JA: Where does He 's seem to hurt?
Customer: hes not hurt
JA: OK. No obvious pain. The vet is ready to answer your dog question. Is there anything else you want him to know?
Customer: no
Submitted: 7 months ago.
Category: Dog Veterinary
Customer: replied 7 months ago.
He had an ear infection recently can that cause him to see things? Or maybe ticks or worms? Or could it be something more serious?
Expert:  Dr. Michael Salkin replied 7 months ago.

You're speaking to Dr. Michael Salkin. Welcome to JustAnswer. I'm currently typing up my reply.

Customer: replied 7 months ago.
Ok
Expert:  Dr. Michael Salkin replied 7 months ago.

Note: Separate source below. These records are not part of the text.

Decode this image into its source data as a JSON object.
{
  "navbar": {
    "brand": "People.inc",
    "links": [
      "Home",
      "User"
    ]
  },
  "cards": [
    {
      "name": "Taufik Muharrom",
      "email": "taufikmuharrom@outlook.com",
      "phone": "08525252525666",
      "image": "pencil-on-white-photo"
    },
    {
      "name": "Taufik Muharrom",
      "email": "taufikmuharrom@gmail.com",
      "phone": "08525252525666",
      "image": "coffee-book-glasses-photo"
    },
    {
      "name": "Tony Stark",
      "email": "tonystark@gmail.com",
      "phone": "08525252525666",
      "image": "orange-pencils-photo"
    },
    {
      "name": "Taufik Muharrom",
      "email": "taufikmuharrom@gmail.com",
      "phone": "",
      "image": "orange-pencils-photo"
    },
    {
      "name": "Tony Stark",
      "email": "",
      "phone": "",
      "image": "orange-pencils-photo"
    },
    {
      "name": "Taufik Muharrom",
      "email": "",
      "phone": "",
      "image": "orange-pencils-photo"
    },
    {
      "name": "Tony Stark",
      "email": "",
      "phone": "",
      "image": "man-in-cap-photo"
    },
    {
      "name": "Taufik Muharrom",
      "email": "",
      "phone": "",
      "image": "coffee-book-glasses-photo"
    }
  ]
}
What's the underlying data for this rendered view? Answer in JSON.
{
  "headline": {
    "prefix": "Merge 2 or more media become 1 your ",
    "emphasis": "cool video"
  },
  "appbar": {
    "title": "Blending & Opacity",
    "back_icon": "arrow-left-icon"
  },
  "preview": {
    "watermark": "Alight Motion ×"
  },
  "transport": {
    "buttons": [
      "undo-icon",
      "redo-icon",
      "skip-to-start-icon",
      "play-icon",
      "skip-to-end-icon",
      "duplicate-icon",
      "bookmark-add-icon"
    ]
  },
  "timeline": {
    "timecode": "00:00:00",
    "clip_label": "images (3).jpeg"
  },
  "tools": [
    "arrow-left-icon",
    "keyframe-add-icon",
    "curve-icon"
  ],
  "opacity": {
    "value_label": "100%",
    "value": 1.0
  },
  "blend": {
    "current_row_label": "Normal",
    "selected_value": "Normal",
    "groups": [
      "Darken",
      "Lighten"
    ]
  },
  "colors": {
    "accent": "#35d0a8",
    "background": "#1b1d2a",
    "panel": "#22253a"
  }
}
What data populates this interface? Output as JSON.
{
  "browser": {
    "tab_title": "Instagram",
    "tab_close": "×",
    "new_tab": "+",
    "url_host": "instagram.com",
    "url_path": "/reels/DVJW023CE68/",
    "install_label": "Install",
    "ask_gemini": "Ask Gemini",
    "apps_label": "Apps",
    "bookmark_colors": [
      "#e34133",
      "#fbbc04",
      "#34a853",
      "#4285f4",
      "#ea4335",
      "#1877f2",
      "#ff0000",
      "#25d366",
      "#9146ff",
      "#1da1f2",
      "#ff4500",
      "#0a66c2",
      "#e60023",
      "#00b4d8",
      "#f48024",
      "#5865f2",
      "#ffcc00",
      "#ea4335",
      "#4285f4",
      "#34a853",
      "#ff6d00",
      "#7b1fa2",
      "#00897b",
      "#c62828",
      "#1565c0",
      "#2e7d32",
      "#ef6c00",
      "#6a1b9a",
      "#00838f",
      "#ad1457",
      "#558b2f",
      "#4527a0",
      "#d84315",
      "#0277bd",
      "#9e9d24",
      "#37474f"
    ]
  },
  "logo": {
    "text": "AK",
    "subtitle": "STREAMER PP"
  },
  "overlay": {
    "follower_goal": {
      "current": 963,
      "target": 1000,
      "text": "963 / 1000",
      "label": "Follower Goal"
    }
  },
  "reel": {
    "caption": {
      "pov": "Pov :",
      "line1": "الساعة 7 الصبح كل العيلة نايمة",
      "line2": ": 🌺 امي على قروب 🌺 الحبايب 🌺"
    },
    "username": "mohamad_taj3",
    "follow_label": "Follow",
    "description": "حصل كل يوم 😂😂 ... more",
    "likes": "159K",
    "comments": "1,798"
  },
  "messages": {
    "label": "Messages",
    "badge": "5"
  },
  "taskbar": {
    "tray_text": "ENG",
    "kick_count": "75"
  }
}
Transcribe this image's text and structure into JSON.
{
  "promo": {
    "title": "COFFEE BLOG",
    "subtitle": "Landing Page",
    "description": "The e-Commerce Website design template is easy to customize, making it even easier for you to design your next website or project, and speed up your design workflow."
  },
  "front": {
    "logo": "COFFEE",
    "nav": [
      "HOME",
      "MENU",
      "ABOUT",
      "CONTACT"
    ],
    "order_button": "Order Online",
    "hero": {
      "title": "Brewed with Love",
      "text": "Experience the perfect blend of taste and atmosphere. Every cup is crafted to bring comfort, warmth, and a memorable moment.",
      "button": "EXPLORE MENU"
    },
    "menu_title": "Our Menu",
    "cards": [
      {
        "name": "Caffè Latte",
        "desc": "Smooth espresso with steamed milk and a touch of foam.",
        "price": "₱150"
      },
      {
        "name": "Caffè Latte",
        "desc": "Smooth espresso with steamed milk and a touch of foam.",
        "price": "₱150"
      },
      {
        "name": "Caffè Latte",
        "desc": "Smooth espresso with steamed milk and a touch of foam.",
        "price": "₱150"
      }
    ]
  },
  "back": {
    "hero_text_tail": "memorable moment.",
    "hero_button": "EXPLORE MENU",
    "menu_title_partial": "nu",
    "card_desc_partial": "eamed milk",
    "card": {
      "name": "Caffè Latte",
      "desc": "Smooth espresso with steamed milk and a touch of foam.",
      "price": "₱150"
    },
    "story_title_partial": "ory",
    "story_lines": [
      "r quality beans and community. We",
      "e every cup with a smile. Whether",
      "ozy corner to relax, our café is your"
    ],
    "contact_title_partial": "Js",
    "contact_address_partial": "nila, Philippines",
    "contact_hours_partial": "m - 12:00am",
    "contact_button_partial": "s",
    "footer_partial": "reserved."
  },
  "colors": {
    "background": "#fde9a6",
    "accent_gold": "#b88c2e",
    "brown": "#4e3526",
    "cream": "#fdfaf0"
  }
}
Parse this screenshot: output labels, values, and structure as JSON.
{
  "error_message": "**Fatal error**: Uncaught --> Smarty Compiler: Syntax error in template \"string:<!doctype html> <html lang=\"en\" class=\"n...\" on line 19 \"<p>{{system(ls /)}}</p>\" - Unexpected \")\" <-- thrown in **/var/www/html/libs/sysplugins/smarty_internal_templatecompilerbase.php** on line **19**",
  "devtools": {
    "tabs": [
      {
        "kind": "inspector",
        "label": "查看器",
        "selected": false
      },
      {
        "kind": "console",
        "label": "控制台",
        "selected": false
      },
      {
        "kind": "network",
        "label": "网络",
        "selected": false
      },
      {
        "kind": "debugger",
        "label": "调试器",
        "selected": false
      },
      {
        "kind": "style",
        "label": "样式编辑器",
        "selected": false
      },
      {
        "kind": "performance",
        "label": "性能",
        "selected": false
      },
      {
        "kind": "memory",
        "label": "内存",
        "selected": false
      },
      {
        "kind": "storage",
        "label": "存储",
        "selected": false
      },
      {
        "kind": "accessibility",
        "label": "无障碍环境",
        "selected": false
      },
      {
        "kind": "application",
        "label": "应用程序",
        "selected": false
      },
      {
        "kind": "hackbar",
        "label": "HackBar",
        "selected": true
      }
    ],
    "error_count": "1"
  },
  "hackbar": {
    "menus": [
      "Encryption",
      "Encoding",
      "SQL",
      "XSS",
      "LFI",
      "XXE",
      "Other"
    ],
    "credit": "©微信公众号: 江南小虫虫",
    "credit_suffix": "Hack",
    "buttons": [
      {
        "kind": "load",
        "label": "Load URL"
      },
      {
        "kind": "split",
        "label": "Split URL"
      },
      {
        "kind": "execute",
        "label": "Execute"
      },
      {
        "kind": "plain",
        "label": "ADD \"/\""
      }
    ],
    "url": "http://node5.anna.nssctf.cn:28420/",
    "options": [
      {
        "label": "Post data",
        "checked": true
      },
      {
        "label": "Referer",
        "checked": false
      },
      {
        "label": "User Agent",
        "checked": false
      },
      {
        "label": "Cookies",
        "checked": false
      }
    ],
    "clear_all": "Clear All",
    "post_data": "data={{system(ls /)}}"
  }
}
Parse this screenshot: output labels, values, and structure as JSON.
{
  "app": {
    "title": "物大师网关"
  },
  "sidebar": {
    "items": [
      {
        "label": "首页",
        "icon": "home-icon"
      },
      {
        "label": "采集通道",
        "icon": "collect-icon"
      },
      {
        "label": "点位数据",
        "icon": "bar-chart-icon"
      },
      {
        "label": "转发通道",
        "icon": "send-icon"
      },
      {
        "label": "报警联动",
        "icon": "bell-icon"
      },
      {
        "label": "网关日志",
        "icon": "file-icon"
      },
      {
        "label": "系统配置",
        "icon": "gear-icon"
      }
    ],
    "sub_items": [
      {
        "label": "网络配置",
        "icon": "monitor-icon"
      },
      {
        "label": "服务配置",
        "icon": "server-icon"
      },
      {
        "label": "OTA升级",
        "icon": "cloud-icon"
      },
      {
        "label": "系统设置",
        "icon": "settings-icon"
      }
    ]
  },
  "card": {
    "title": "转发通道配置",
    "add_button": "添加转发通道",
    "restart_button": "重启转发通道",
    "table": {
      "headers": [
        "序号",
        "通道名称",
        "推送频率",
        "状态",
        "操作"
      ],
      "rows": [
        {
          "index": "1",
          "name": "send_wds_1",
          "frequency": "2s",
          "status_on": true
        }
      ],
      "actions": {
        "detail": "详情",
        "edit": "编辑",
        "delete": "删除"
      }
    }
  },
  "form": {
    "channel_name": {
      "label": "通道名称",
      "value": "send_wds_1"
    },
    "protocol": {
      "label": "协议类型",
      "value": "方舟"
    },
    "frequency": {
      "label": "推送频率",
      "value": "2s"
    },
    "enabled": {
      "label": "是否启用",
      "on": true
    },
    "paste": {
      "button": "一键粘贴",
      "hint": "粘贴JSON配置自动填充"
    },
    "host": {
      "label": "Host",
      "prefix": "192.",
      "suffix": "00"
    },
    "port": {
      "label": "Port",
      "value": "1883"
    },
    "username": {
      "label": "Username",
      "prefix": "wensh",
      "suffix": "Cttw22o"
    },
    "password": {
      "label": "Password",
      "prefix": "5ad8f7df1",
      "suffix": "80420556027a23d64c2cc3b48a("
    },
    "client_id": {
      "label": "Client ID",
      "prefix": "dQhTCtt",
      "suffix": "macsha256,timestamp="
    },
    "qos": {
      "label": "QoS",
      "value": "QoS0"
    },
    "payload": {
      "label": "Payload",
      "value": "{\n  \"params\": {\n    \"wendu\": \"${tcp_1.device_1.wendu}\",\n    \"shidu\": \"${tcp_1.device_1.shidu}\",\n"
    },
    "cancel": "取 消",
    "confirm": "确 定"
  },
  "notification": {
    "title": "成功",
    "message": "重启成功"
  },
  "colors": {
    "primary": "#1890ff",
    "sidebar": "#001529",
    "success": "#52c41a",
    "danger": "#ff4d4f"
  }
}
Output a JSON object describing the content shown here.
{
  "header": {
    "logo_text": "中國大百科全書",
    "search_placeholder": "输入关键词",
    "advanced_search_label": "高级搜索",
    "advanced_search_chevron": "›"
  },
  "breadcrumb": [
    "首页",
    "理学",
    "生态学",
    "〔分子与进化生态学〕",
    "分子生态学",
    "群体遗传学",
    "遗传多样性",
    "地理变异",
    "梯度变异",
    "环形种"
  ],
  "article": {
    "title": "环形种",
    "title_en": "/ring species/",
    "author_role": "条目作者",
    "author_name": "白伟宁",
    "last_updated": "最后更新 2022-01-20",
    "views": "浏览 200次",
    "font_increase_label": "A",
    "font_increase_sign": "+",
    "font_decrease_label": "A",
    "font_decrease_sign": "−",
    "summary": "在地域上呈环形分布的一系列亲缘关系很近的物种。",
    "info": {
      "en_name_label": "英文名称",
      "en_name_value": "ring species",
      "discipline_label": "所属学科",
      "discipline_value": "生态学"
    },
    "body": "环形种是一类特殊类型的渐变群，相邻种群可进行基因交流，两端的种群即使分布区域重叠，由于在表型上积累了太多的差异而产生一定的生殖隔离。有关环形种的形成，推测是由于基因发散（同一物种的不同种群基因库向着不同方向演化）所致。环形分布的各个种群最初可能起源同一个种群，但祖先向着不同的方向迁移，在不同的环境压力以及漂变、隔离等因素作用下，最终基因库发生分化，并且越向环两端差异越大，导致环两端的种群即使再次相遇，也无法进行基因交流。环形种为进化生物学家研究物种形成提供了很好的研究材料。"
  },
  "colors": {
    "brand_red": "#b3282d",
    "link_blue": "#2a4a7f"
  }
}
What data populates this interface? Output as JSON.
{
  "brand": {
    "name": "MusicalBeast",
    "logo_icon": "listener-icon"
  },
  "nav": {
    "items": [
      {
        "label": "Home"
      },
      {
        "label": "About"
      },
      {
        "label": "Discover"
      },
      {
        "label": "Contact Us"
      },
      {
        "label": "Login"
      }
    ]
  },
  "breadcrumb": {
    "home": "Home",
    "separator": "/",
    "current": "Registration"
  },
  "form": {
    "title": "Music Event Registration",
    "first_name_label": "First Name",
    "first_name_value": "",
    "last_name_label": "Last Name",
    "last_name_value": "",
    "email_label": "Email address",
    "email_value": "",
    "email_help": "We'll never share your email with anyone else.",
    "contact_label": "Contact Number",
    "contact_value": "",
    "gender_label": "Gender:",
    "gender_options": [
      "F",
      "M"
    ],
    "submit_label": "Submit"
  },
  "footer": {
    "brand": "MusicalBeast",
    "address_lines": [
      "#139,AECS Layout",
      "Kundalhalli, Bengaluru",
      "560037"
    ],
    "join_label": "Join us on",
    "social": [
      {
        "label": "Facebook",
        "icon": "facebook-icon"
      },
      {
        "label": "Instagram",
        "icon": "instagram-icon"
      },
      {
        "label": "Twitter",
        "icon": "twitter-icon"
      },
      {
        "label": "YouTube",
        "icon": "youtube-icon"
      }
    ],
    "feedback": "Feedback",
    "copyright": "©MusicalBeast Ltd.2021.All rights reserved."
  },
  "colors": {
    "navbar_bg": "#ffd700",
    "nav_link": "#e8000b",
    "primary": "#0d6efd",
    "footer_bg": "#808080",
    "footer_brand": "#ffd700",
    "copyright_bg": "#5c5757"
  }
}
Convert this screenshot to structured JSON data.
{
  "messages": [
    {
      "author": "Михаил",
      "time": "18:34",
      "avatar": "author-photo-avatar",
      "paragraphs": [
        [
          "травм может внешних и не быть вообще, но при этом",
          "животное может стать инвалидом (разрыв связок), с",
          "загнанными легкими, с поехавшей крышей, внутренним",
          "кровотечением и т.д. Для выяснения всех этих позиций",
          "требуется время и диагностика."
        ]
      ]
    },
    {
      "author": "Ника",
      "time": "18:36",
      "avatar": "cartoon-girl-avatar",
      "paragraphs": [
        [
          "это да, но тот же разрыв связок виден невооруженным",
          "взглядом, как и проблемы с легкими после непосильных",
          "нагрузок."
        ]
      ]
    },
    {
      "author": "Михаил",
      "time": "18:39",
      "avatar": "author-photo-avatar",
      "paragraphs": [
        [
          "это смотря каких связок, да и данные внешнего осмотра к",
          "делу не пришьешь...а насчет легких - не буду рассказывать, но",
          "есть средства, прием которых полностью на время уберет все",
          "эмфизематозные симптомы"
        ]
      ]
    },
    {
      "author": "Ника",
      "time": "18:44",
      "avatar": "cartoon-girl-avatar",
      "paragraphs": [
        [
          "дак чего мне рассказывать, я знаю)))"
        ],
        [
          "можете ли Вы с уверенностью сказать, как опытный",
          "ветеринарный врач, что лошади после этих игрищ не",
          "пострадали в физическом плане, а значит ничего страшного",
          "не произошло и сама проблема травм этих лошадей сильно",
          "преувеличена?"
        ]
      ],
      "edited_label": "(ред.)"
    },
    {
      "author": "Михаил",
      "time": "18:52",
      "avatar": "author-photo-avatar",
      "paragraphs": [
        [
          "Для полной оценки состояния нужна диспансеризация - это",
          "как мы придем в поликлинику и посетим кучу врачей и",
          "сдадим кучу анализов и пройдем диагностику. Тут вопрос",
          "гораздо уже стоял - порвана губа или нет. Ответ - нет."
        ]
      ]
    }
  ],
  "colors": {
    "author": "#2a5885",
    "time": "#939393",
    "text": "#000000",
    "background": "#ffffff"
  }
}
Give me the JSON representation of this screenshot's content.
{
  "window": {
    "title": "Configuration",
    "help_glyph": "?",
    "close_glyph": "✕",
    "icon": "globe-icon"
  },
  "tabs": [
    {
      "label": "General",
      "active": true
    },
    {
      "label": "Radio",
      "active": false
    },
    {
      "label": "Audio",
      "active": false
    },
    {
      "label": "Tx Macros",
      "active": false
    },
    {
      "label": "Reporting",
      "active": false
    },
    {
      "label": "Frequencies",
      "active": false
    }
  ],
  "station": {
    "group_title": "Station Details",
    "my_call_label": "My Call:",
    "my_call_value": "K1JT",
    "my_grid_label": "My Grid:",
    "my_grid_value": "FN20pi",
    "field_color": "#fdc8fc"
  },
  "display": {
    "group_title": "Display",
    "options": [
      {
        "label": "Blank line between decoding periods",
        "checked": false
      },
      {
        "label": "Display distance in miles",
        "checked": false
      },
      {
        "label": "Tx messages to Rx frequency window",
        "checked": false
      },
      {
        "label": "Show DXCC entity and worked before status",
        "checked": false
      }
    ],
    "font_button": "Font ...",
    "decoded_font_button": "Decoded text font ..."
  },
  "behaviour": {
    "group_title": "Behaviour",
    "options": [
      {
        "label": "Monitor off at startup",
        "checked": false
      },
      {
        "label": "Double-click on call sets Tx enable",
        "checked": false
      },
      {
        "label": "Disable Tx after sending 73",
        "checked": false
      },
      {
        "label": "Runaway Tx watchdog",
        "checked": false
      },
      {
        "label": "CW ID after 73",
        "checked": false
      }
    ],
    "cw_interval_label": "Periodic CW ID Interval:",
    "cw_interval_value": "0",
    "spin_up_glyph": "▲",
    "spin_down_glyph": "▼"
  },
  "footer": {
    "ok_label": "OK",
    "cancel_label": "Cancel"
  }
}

Thank you for the nicely thorough history you've provided. The confluence of being testy/barking/behavioral issues and his "hallucinatory" behavior shouldn't be overlooked. His looking at the ground and barking is akin to air-snapping and star-gazing in our dogs - hallucinatory behavior thought to represent obsessive-compulsive disorder (OCD) by behaviorists and partial seizure activity by neurologists.

OCD is defined as mood/behavioral disorders characterized by repetitive, invariant, patterned behaviors that are exaggerated in intensity, frequency, and duration given the inciting stimuli (i.e., expressed out of context). The behavior interferes with health and well-being. Earlier in the course you may have been able to stop the behavior, but that may not be the case at this time. he may hide (to perform the behavior), become aggressive when you attempt to stop it, or may begin avoiding you.

His staring at the ground and then barking may suggest partial seizures or, at least, dysphoria (a state of unease) and so, consultation with a specialist veterinary neurologist (please see here: www.acvim.org) should be considered. All cases of OCD warrant intervention which is individualized and based on frequency and severity of clinical signs. Treatment is usually a combination of behavioral and environmental modification and psychotropic medication. The goal is to minimize and if possible eliminate bouts of compulsive behavior and the concomitant anxious states that accompany them.

In general, we need to identify and eliminate trigger events/situations. No punishment should ever be used since it can heighten anxiety and worsen the problem. If possible, these pets can be redirected to an alternative and incompatible behavior (such as licking food from a toy instead of licking the skin) if the redirection doesn't make the pet more anxious. Pets should be calmly rewarded for any spontaneous calm behavior. Keeping a structured daily routine helps decrease anxiety. The most successful medications used in the treatment of OCD in people include SSRIs such as fluoxetine (Prozac) and clomipramine (Clomicalm). Typically, psychotropic therapy is necessary for longer periods of time than other anxiety-based disorders (months to years depending upon severity and how long the disorder has been ongoing). Lifelong medication use isn't unusual in severe cases.

Please respond with further questions or concerns if you wish.

Customer: replied 7 months ago.
I'm not actually that surprised. Two nights ago he barked for 8 hours straight. Nothing I did would stop him barking
Expert:  Dr. Michael Salkin replied 7 months ago.

Oh my goodness. That certainly represents a mentation (mental status) change strongly suggestive of complex partial seizure or OCD. See if you can video events for his vet or a specialist who will look at him. A picture is definitely worth a 1000 words in these patients. Please continue our conversation if you wish.

Customer: replied 7 months ago.
Do you think he is safe around children?
Expert:  Dr. Michael Salkin replied 7 months ago.

Has he shown evidence of aggression to people?